Costume Design by Angela Wendt was true to the original and to the 90s era it represented. Costumes were mostly rags that thankfully didn’t veer too deeply into Uriah Heep territory and enlivened with some Jane Fonda workout and Where’s Wally? flourishes. One misstep was the portrayal of the riot police who wore oversized, cartoonish visors, cupped their batons like rural sheriffs and marched like children on parade. That may have been the intent, but it detracted from the emotional reach of their scenes.

The 20th reunion Rent benefits from a strong, deep-bench cast:

Cody Jenkins as Mark Cohen

Cody Jenkins as Mark Cohen provided the connective tissue throughout as both emcee and cast member. He delivered an admirable range that modulated from affable to earnest and, at-times, angry and callow.

Coleman Cummings delivered a strong but uneven performance as Roger Davis. On numbers that required his “big voice,” his voice was strong, meaty and powerful, but in quieter moments he was ineffectively torpid and lispy, even though Roger is not in good health.

Audience favorite Angel Schunard was Pussy-Galored/Pussy-Glamoured with a cat-like, Jack Skellington-esque aplomb by Joshua Tavares. His drag queen persona rightly drew applause and you-go-girl affirmations, but his quieter, sick and dying scenes were equally as memorable for their quiet power – especially his simulated puking.
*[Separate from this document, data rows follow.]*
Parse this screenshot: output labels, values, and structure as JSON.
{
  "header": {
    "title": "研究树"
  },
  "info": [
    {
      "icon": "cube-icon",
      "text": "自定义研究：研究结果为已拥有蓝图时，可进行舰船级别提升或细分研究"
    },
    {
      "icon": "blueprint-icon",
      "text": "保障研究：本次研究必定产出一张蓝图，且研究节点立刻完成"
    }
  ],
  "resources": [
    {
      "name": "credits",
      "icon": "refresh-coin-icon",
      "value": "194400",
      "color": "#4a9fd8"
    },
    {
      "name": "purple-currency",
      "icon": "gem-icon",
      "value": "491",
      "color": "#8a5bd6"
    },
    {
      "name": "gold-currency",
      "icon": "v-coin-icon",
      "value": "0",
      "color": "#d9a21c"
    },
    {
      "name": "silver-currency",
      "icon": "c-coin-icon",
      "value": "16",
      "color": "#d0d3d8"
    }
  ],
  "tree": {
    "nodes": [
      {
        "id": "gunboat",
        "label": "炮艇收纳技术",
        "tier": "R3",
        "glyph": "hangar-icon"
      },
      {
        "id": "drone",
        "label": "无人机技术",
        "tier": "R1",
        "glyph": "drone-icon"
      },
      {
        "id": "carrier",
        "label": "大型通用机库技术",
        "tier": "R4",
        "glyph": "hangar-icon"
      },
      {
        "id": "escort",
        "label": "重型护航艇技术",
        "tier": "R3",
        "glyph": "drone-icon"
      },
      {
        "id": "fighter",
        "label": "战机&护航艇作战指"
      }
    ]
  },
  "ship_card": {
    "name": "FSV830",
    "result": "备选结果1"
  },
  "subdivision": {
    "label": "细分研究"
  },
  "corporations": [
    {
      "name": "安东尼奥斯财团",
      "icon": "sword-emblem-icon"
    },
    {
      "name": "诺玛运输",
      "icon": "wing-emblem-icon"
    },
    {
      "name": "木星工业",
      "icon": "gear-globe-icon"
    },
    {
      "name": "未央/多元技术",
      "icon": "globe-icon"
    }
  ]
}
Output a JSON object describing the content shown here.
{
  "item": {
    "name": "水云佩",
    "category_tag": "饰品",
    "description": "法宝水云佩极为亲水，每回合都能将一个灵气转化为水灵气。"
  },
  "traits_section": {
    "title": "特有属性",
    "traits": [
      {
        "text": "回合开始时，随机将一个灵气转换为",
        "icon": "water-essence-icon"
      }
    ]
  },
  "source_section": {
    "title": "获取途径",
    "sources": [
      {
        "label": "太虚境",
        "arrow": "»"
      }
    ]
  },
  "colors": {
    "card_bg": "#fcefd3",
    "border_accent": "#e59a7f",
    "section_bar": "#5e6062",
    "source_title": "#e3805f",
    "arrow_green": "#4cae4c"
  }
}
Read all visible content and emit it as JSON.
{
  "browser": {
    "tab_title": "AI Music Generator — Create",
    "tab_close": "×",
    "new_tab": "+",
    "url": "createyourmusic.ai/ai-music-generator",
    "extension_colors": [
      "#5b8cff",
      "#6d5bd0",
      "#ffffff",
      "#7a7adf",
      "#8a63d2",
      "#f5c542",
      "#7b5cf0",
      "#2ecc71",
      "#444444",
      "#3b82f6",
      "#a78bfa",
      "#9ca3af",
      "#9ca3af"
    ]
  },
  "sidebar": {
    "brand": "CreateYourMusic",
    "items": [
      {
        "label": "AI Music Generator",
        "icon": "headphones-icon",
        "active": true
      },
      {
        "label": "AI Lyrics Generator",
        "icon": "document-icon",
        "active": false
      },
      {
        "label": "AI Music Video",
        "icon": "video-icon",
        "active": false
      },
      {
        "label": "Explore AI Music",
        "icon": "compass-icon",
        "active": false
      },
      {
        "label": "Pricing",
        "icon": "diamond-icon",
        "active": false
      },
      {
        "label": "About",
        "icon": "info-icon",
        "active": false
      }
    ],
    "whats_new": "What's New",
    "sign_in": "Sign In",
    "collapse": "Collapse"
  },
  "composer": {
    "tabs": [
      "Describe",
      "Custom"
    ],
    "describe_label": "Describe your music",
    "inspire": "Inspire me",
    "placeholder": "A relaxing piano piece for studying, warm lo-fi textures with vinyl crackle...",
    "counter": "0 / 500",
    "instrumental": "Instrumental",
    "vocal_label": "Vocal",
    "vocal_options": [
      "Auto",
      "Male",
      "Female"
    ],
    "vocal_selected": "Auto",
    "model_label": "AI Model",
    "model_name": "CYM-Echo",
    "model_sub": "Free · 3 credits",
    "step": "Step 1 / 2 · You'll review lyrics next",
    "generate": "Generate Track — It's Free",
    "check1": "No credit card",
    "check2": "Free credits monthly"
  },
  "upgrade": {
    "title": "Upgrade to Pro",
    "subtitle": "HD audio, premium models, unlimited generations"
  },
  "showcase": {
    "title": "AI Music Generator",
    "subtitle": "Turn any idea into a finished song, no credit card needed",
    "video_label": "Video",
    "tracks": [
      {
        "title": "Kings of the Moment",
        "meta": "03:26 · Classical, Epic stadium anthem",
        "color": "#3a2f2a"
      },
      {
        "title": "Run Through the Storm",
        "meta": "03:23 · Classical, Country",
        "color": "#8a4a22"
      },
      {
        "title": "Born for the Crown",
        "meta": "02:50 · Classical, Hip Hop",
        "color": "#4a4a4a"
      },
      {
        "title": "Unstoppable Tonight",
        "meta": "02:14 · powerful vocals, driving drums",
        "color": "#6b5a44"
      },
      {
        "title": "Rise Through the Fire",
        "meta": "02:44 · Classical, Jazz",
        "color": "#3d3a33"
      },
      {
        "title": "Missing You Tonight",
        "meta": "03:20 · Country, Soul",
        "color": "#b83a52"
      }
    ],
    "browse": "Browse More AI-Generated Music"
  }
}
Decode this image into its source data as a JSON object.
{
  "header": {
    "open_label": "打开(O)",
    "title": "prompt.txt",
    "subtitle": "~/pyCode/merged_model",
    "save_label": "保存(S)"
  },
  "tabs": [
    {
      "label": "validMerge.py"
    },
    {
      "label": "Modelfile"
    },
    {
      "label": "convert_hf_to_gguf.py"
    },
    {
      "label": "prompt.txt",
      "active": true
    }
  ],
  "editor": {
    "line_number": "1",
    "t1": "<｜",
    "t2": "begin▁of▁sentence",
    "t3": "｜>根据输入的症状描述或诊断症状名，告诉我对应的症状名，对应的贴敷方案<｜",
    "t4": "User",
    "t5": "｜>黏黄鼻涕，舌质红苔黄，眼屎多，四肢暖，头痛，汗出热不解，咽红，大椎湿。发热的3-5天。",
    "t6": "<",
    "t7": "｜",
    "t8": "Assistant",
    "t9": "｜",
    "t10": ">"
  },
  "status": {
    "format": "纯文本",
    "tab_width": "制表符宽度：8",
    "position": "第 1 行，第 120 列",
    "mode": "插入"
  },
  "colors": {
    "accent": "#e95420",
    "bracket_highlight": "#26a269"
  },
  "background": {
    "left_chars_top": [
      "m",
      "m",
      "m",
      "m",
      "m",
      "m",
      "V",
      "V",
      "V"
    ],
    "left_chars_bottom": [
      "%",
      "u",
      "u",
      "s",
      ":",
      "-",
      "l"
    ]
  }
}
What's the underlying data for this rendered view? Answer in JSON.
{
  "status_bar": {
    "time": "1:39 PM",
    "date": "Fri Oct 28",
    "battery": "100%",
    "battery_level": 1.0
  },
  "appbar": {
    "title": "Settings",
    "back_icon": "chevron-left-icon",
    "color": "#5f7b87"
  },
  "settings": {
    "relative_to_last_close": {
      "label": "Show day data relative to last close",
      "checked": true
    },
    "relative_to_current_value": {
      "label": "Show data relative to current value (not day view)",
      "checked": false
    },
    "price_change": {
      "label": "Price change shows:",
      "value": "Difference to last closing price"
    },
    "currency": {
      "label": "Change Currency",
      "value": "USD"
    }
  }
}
Schunard had the perfect blend of range and moves for the entirety of this demanding part.

Kelsee Sweigard delivered one of the show’s most impressive performances as Maureen Johnson during the “Over the Moon” performance art number. She played the preposterous “milk in the cyber world” scene with a believable, earnest awkwardness that wasn’t easy to achieve – in the same way playing believably drunk is never easy.  

Shafiq Hicks as big-man Tom Collins belted out his deep, resonant, “Old Man River”-tinged voice in all his solos, especially his reprise of “I’ll Cover You.” His best stage moments begged the production make a hard stop – in only good ways – to pay special attention to his performance.

Ditto for Smash as Mimi. Smash’s show-stopping power was evident in equal measures in her dance and singing. Her Mimi shared an impressive spectrum of radiance, assertiveness, horniness, vulnerability and, ultimately, transfigured. 

Rent at 24 resonates a little differently than it did in its Broadway and touring heyday. Perhaps at its 30th and 40th anniversaries will find a different relevance, though audiences may need footnotes to explain references to the Sex Pistols, Spike Lee, Ecstasy, etc.

But, as Dale Carnegie (of all people) once wrote, “Your purpose is to make your audience see what you saw, hear what you heard, feel what you felt. Relevant detail, couched in concrete, colorful language, is the best way to recreate the incident as it happened and to picture it for the audience.”

Yeah, Rent does that.

The 20th anniversary tour of “Rent”

The Fabulous Fox Theatre presented “Rent” February 21-23.